> _EXERCISE_
Read the lines below, and copy any that contain the string "Programs".

★ ★ ★ ★ ★ ★ ★

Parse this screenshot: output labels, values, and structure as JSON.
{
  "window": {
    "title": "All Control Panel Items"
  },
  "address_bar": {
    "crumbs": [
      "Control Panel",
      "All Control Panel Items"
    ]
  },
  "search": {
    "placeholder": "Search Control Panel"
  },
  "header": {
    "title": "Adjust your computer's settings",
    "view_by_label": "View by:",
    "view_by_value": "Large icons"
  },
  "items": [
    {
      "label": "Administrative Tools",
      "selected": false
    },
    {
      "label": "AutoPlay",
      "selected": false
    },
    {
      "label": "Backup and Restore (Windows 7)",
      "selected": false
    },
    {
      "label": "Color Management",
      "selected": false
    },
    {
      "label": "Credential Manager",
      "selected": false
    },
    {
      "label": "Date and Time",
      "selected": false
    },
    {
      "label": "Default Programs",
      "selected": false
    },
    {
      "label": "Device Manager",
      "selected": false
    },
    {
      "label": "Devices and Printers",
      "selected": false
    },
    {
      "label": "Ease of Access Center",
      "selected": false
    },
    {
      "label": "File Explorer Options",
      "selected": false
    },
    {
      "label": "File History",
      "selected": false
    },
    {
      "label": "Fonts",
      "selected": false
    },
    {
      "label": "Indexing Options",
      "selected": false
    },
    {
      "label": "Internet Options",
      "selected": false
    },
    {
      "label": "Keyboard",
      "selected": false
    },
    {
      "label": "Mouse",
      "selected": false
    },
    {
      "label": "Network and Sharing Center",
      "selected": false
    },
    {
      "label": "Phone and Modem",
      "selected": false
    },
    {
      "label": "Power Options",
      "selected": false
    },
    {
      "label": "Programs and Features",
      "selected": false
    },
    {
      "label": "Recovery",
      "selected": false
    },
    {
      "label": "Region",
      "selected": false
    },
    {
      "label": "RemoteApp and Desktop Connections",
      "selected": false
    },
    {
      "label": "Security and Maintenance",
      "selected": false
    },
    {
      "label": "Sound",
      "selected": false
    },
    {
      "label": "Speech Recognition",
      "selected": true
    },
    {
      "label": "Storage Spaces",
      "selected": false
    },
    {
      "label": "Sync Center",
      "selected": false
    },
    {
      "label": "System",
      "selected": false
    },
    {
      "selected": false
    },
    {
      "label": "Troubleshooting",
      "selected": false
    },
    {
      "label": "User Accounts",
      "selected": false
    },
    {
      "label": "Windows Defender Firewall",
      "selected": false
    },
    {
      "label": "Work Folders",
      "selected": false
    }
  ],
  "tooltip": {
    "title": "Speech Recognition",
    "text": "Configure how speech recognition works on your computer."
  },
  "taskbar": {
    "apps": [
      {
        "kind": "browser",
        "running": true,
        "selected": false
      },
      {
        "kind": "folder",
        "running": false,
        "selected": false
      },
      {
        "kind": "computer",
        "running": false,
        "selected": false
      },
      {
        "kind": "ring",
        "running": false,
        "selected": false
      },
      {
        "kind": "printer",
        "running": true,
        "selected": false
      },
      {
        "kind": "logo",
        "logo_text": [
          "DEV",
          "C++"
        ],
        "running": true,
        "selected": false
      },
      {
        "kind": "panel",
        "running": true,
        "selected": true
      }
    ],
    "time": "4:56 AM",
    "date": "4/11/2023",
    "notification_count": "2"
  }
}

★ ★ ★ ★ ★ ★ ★

> _SOLUTION TO THE PROBLEM_
      "label": "Default Programs",
      "label": "Programs and Features",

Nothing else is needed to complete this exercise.